Task requirements => Your output must hold every entry exactly as written and none of the pictures.

Data excerpts =>

┌──

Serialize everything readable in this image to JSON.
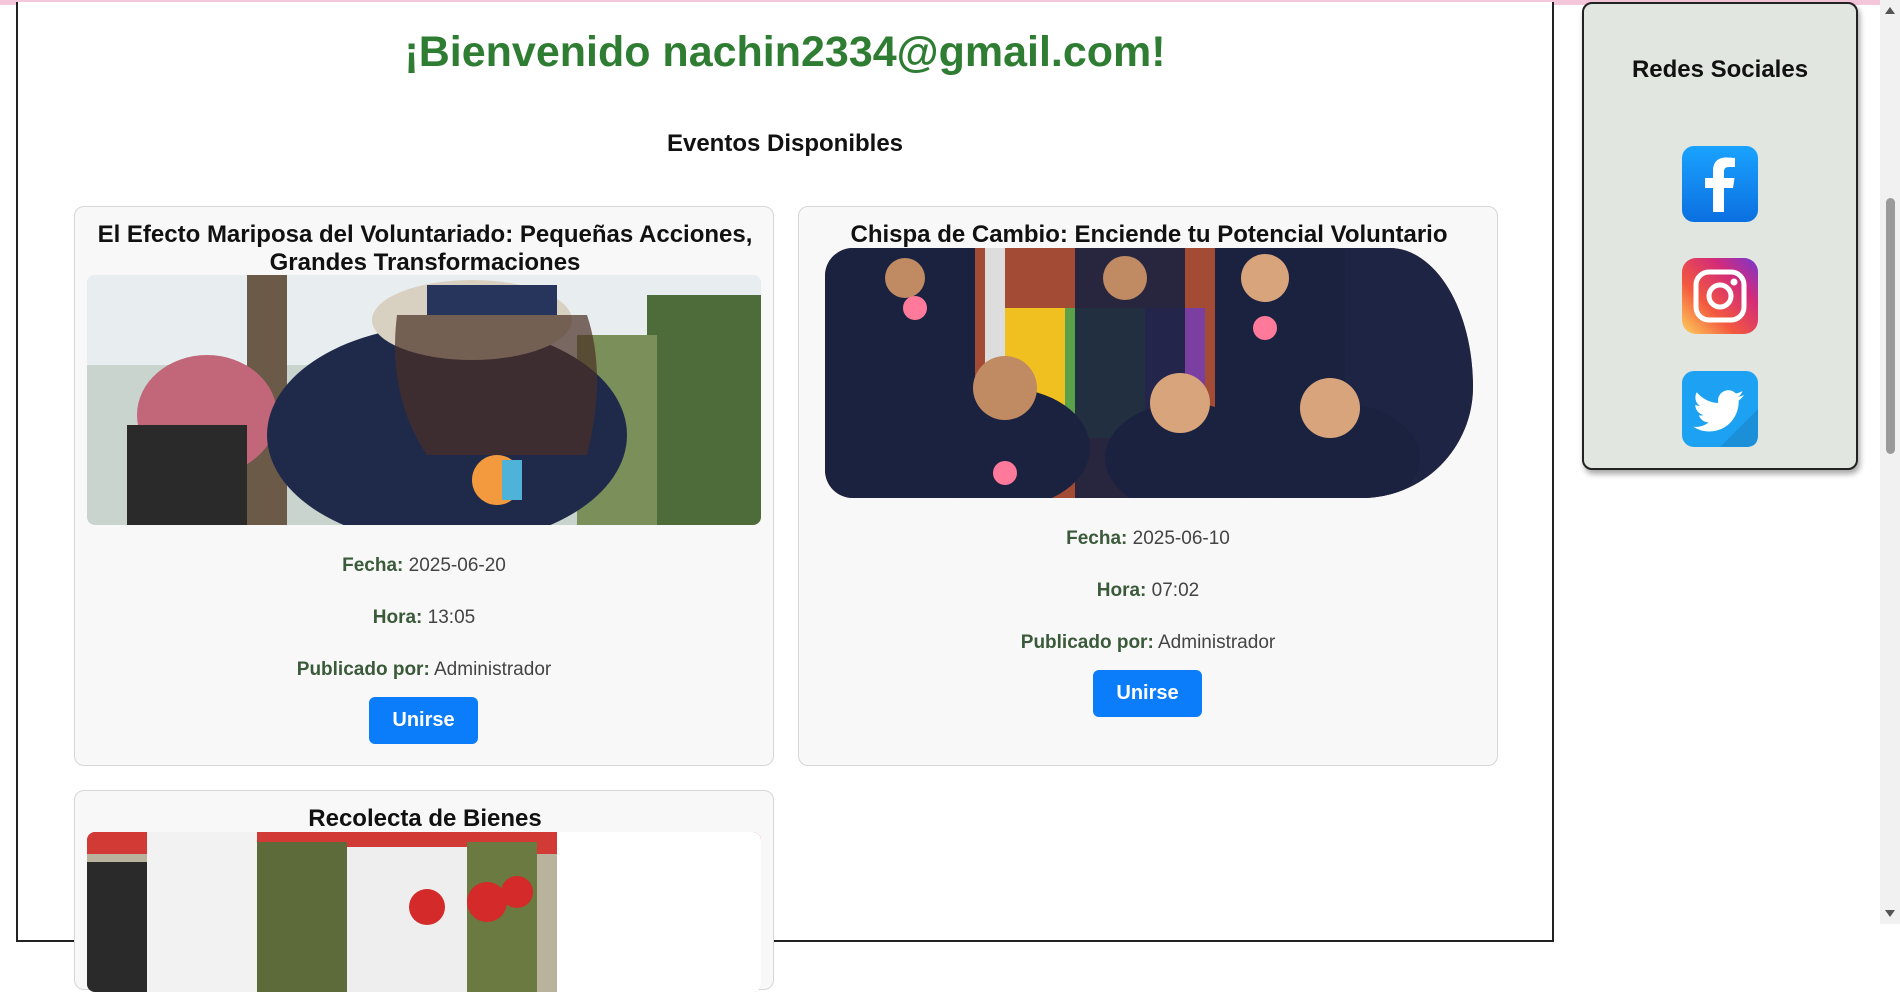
{
  "welcome": {
    "text": "¡Bienvenido nachin2334@gmail.com!"
  },
  "events_section": {
    "title": "Eventos Disponibles"
  },
  "events": [
    {
      "title": "El Efecto Mariposa del Voluntariado: Pequeñas Acciones, Grandes Transformaciones",
      "fecha_label": "Fecha:",
      "fecha": "2025-06-20",
      "hora_label": "Hora:",
      "hora": "13:05",
      "publicado_label": "Publicado por:",
      "publicado": "Administrador",
      "button": "Unirse"
    },
    {
      "title": "Chispa de Cambio: Enciende tu Potencial Voluntario",
      "fecha_label": "Fecha:",
      "fecha": "2025-06-10",
      "hora_label": "Hora:",
      "hora": "07:02",
      "publicado_label": "Publicado por:",
      "publicado": "Administrador",
      "button": "Unirse"
    },
    {
      "title": "Recolecta de Bienes"
    }
  ],
  "social": {
    "title": "Redes Sociales",
    "icons": [
      "facebook-icon",
      "instagram-icon",
      "twitter-icon"
    ]
  },
  "colors": {
    "welcome": "#2e7d32",
    "button": "#0b7dfa",
    "social_bg": "#e2e6e1",
    "top_strip": "#f4c6d9"
  }
}
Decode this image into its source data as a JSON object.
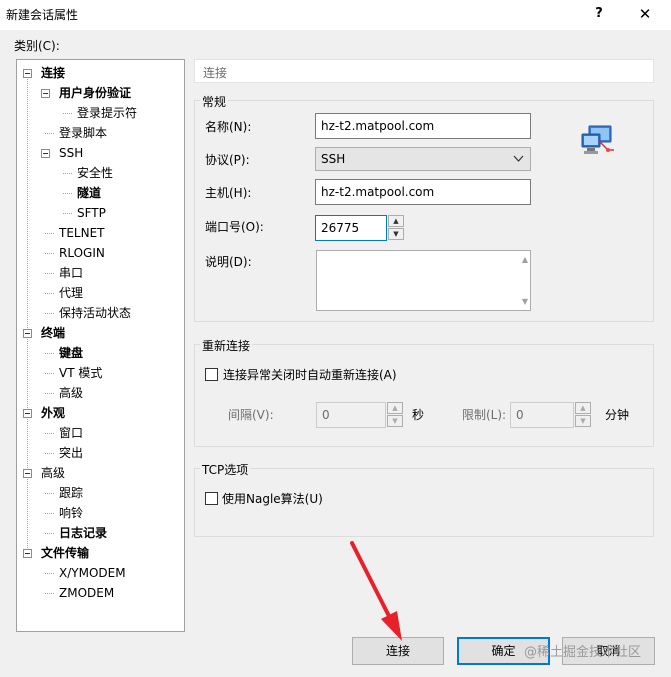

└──

Exercise solution =>
Serialize everything readable in this image to JSON.
{
  "welcome": {
    "text": "¡Bienvenido nachin2334@gmail.com!"
  },
  "events_section": {
    "title": "Eventos Disponibles"
  },
  "events": [
    {
      "title": "El Efecto Mariposa del Voluntariado: Pequeñas Acciones, Grandes Transformaciones",
      "fecha_label": "Fecha:",
      "fecha": "2025-06-20",
      "hora_label": "Hora:",
      "hora": "13:05",
      "publicado_label": "Publicado por:",
      "publicado": "Administrador",
      "button": "Unirse"
    },
    {
      "title": "Chispa de Cambio: Enciende tu Potencial Voluntario",
      "fecha_label": "Fecha:",
      "fecha": "2025-06-10",
      "hora_label": "Hora:",
      "hora": "07:02",
      "publicado_label": "Publicado por:",
      "publicado": "Administrador",
      "button": "Unirse"
    },
    {
      "title": "Recolecta de Bienes"
    }
  ],
  "social": {
    "title": "Redes Sociales",
    "icons": [
      "facebook-icon",
      "instagram-icon",
      "twitter-icon"
    ]
  },
  "colors": {
    "welcome": "#2e7d32",
    "button": "#0b7dfa",
    "social_bg": "#e2e6e1",
    "top_strip": "#f4c6d9"
  }
}
Decode this image into its source data as a JSON object.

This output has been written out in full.